Banner Elk, Beech Mountain, Blowing Rock, Boone, West Jefferson, Wilkesboro, Blue Ridge Parkway

Boone NC and Daniel Boone


When Daniel Boone was a youth his family moved to North Carolina.  The exact date of this move is not known, but it is thought to be around 1752, when Daniel was about eighteen.  Squire Boone invested in land close to the Yadkin River, about eight miles from Wilkesboro, North Carolina. 



 The first land purchase by the Boones was in 1753 on the banks of the Yadkin River. Daniel Boone’s first home site is a cause for much debate.  On the east bank of the Yadkin, now in Davidson County is a high eminence above Boone’s Ford on which there had been a cabin as long as could be remembered, however there are no county records for the property.

 In 1756 Daniel Boone and Rebecca Bryan were wed and for the first five years Boone led a quiet farmer’s life along the Yadkin River.  The political unrest and social conditions in western North Carolina caused Boone to search for a home in the Western wilderness.  He traveled to Kentucky in May of 1769 and returned for his wife and family two years later. The Boone’s did not return to North Carolina.


The community that is now the county seat of Watauga County, previously known simply as Councill’s store, was named Boone in 1894 in honor of Daniel Boone who spent many overnight hunting trips there.

When Watauga County, from an Indian word for “beautiful waters”, was formed, the legislature called the county seat Boone because of the location of Boone’s cabin which was within a few hundred feet of its courthouse.
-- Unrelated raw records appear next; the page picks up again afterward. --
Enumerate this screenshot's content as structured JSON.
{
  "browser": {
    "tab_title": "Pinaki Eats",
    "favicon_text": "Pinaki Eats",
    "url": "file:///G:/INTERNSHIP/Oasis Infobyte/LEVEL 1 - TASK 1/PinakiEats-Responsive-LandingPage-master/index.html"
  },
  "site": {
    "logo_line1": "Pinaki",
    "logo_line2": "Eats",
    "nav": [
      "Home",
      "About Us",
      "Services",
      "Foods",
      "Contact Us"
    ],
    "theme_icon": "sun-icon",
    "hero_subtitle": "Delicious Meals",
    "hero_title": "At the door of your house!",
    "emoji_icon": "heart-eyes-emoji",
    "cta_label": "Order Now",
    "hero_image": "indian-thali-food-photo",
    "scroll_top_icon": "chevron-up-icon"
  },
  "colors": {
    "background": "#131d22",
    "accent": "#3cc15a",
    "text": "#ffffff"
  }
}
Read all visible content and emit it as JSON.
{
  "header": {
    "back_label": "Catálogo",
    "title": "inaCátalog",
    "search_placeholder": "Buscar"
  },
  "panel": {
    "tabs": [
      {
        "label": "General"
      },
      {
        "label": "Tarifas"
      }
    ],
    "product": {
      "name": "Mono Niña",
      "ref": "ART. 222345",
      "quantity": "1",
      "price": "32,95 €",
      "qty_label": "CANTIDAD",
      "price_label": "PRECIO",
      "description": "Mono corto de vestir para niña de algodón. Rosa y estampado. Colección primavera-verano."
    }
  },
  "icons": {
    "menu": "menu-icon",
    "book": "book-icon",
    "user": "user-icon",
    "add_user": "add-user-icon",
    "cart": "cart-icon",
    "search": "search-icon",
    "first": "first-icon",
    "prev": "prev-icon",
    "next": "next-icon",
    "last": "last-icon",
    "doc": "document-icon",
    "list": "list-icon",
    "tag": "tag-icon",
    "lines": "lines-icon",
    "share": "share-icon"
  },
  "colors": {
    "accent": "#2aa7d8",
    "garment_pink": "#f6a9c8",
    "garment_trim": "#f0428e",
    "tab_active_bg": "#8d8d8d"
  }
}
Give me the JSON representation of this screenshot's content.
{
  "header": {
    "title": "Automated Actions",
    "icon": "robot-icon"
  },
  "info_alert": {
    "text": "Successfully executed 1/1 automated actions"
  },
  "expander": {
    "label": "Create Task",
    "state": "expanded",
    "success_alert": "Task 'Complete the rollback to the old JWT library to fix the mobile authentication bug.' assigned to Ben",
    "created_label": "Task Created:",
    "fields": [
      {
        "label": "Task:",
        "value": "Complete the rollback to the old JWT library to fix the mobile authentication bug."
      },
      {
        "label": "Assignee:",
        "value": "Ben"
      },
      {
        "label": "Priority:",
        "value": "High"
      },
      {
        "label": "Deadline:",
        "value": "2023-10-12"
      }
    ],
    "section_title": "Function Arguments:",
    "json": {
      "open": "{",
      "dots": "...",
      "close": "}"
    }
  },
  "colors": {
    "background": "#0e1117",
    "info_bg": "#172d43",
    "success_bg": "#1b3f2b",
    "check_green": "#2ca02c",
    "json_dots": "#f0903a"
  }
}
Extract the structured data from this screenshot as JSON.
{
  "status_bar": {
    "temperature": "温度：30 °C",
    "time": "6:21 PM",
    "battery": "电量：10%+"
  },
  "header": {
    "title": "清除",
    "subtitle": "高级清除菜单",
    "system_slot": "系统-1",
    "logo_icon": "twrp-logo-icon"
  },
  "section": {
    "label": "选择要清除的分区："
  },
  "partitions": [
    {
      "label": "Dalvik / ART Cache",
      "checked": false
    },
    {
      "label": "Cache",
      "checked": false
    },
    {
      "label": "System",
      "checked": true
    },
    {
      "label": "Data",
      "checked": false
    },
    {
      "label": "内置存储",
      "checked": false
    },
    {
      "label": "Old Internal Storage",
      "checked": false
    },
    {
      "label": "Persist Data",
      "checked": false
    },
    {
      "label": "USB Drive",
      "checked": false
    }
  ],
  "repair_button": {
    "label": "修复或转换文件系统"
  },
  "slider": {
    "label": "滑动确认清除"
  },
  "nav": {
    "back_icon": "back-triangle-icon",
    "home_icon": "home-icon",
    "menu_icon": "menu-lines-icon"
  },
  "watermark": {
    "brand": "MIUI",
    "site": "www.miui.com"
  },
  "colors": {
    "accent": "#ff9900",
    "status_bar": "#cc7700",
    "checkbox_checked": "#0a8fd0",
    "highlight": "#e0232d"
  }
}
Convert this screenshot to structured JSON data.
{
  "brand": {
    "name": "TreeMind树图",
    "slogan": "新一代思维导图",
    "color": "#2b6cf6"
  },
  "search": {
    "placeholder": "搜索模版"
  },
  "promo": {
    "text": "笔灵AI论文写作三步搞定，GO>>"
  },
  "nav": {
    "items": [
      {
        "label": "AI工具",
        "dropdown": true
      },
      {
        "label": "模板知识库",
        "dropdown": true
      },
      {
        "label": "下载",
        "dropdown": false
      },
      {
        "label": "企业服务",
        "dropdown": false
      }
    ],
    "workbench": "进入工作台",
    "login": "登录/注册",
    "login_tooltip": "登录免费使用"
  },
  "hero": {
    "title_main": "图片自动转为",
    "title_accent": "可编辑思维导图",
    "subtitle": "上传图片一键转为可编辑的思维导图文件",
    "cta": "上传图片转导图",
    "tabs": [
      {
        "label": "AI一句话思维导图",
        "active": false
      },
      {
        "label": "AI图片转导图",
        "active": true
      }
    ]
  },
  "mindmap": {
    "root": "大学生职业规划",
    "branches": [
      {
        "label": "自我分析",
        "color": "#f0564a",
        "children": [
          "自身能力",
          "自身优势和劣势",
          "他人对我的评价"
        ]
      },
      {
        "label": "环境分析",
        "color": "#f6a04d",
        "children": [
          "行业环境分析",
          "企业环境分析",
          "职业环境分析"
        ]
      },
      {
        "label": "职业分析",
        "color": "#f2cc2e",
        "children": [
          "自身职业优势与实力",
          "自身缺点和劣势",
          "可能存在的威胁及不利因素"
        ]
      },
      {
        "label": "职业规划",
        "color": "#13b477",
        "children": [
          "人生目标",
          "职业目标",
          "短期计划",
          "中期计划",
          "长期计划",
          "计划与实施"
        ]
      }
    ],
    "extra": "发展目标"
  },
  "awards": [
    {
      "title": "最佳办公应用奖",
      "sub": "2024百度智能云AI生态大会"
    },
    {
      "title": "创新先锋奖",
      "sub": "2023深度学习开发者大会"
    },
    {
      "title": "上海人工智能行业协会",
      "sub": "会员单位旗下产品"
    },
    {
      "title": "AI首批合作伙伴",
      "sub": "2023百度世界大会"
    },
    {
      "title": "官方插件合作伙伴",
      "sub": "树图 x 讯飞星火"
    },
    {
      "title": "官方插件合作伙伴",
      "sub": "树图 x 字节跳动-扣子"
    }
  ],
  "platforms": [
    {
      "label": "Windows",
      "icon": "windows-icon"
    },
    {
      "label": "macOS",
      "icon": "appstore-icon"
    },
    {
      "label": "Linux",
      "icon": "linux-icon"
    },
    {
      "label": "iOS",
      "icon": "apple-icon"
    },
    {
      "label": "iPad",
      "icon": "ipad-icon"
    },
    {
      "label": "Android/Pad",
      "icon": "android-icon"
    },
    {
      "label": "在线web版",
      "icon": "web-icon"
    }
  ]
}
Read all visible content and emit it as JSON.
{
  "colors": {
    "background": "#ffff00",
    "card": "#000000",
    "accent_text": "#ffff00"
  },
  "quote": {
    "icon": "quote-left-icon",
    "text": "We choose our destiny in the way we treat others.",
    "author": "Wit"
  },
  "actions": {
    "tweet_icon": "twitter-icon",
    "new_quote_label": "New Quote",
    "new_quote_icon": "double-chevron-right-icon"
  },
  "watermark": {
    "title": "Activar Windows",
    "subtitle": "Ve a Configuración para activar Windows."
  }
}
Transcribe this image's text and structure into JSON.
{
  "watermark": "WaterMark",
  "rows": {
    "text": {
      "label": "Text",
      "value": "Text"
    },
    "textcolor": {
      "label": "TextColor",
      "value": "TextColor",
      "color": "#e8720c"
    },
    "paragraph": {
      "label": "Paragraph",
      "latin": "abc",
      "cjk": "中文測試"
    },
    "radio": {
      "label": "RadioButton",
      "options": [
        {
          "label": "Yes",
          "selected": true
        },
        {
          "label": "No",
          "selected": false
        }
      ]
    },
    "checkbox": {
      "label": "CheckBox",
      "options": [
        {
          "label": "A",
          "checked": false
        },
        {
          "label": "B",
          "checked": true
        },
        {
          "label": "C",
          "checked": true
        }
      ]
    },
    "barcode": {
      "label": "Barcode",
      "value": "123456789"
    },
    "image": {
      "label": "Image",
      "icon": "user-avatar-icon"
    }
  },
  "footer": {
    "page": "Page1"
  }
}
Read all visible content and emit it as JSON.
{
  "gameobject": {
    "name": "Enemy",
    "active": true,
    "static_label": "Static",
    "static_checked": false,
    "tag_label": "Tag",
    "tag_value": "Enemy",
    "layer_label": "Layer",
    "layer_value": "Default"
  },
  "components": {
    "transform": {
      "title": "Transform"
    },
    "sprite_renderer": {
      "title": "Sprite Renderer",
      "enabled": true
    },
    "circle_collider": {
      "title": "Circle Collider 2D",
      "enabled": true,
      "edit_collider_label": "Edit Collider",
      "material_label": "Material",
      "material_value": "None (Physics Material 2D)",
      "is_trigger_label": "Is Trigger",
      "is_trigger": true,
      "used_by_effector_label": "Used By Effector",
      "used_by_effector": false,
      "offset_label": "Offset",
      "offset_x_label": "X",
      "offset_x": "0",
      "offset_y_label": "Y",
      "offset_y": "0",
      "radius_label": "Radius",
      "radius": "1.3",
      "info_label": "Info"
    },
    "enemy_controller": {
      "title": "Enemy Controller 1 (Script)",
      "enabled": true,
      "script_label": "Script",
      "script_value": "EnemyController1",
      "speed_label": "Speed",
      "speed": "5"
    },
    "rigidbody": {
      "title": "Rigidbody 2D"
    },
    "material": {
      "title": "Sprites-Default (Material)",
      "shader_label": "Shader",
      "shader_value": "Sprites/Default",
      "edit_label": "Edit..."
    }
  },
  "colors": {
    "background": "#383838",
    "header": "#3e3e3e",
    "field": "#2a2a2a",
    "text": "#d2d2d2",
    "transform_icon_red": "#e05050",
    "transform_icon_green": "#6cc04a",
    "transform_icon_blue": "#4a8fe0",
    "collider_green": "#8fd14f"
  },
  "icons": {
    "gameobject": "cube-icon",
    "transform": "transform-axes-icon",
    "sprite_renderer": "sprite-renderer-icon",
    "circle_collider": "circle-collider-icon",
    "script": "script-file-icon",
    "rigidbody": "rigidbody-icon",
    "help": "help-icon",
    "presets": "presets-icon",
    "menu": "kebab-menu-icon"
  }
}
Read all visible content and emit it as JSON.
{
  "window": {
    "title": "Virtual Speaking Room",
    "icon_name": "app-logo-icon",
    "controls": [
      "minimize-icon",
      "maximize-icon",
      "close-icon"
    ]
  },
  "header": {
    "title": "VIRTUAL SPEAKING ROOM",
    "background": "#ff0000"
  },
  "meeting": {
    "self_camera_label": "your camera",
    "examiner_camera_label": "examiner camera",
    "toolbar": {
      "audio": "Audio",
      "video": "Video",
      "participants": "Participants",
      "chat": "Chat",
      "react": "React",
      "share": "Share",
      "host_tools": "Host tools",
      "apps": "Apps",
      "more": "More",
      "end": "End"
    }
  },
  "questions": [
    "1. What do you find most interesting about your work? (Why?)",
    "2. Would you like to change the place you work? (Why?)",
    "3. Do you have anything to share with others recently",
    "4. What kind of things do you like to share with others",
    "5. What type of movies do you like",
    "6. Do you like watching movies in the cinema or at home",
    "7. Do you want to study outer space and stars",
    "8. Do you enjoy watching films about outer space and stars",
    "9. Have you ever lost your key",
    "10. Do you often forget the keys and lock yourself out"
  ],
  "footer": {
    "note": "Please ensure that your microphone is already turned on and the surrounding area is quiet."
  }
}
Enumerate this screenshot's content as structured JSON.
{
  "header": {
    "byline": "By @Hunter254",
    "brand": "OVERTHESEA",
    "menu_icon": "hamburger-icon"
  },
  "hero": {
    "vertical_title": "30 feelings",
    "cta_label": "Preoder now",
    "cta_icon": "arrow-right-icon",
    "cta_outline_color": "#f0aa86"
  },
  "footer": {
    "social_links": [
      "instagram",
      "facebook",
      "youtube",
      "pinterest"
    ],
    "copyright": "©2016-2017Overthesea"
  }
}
While Daniel Boone moved his immediate family to Kentucky, several of his brothers and sisters remained in North Carolina. Numerous residents of Watauga County claim descent from Boone’s sister, Sarah Boone Wilcockson. There are no known direct descendants of Daniel Boone living in North Carolina.  From tradition, we know of several relatives who resided in Watauga County.  One niece of Daniel Boone, Anna, was married in a log cabin about one mile east of Boone. 

Jesse Boone, Daniel’s nephew, lived at the top of the Blue Ridge.  His cabin was located approximately four miles above Shull’s Mills, just to the right of the old Morganton Road.  It sat in a five acre field and the foundation stones on the old chimney and the spring can still be pointed out.  The grant for the one hundred acre tract of land was made on November 29, 1817.



  • A monument of stone and concrete was erected at the identical spot where the log cabin stood in which Daniel Boone and his companions slept when they were on hunting trips through this region. Now disappeared, the chimney stones remained until 1911.  The monument has since been moved to River Street at Water Street in downtown Boone NC.
  • A Daniel Boone statue can also be found at the AppState Duck Pond on the corner of River Street and Stadium Drive in downtown Boone NC.
  • A Daniel Boone trail marker is located at the Watauga County Courthouse

In October of 1913, the Daughters of the American Revolution erected six markers in Watauga County.  Their locations are listed below:

  • Cooks Gap, six miles east of Boone
  • Three Forks Baptist Church, 3 miles from Boone, Daniel Boone’s relatives attended the church. This was the  first church in Boone and was established in 1790
  • Hodges Gap, two miles west of Boone
  • Graveyard on Straddle Gap, four miles west of Boone
  • Zionville, near the Tennessee line